ARVADA, Colo. (CBS4)– The second episode in the online series “Amplify” by the Arvada Center premiered Friday showcasing local Black male artists. Created in response to calls of racial injustice and the criticism of the theater industry lacking diversity, online episodes features performances of dance, plays, poems, and songs.
“The Arvada Center recognizes that they haven’t done enough work to have diverse voices on their stage and in their work,” Betty Hart told CBS4 on Friday. “During this time, they wanted to find a way to use their platform to help amplify Black voices.”
A professional actor and director based in Colorado, Hart was approached by the Arvada Center to create online content during the COVID-19 pandemic for their audience. She asked 15 Black men who are local artists to pick the work they wanted to perform for “Amplify” over multiple episodes.
“We wanted to hear from Black male artists, what was on their heart, their mind, and their spirits during this time,” she said on a video conference call. “For too long, people of color haven’t had the same level of opportunities in theater.”
The move by the Arvada Center comes as people of color in this profession across the nation have called out leaders in a campaign called “We See You, White American Theater” launched in June. They are advocating for more inclusion of Black, Indigenous, and People of Color or BIPOC artists.
“Well I think that speaks to the power of having versatility and having diverse voices,” Hart said. “We can do a little bit of everything, and that’s kind of what’s at the heart of theater artists, theater artists are versatile people capable of telling different stories.”
The first episode of “Amplify” debuted online in June with singers choosing the Black national anthem and a piece from “Les Misérables.” Other artists performed the words of Shakespeare and Dr. Martin Luther King, Jr. Following episodes will include dancer and musicians, Hart announced Friday that they are also developing episodes with Black women.
“It gives the actors the chance to create, which is a beautiful thing,” she said. “It really helps the artist’s soul to be able to create.”
Hart hopes more projects like “Amplify” will change the tradition of Black stories usually limited to February for Black History Month or casting limited to those roles only specified as a person of color.

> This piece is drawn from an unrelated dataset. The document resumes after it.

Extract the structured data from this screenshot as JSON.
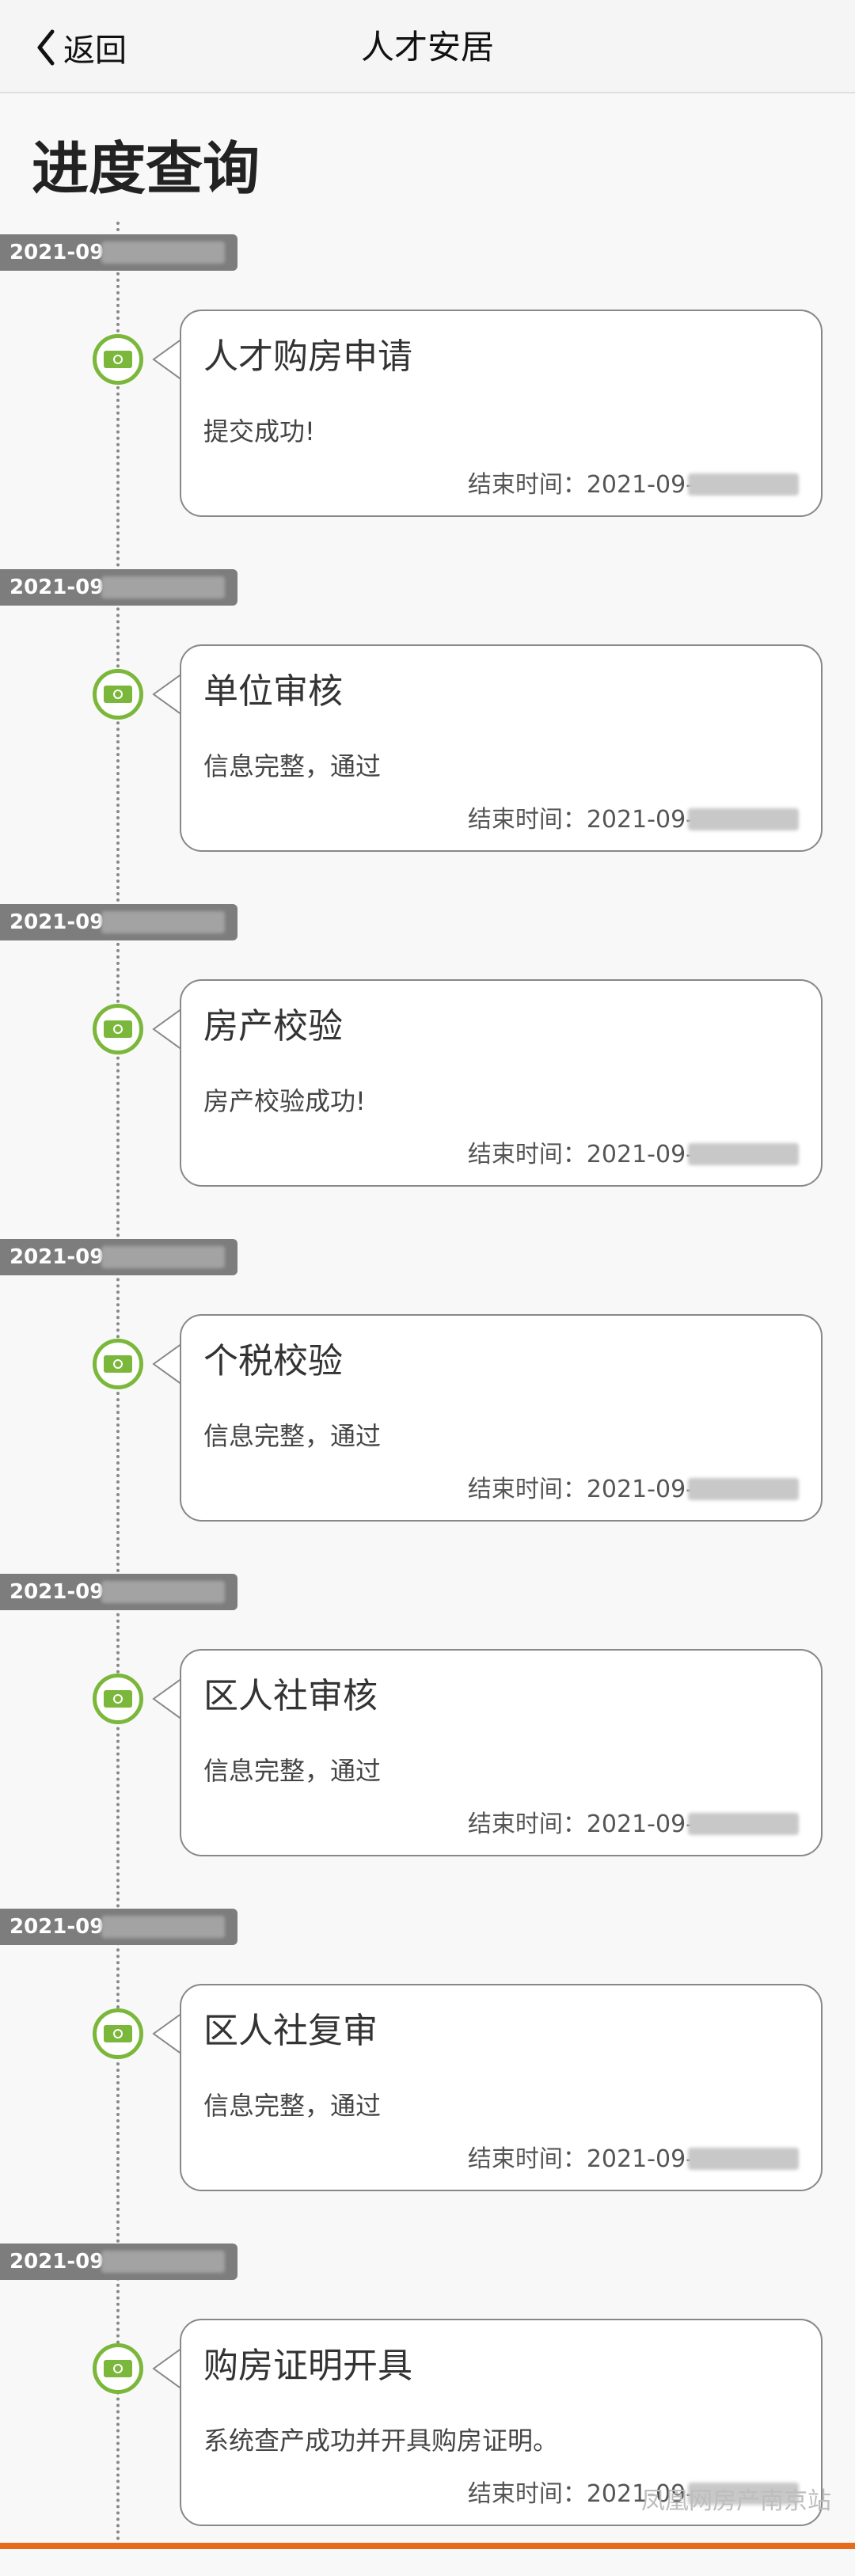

She says the default in theater is white, so even when a character has no race, the actor cast is usually white.
“The Arvada Center is representative of America,” Hart said. “Arvada Center and the Arvada community and America have a desire to hear voices that are different than theirs.”
The project and the plans for more content like it are not only a reflection of the desire within the arts organization but also an interest from the public. While it keeps artists working during a pandemic, it is also providing new material to an audience that has already said it wants more. Hart says initial feedback has asked for the series to continue and has suggested other projects highlighting the Black experience.
“There is value when we lean and discover that someone who doesn’t look like me can tell me something that tells me and teaches me something about myself,” Hart said. “I think that’s kind of the American story at its heart, or the best parts of America when we do it right.”
She says this issue is not just among Black performers but also Latinx, Asian, and the LGBTQ communities. Hart considers “Amplify” a gift from the city of Arvada at a time when building bridges and connecting over the arts has more value than ever.
“The beautify of theatre is that it’s a tool to build empathy and I think it’s clear that our country right now needs empathy more than ever,” she said.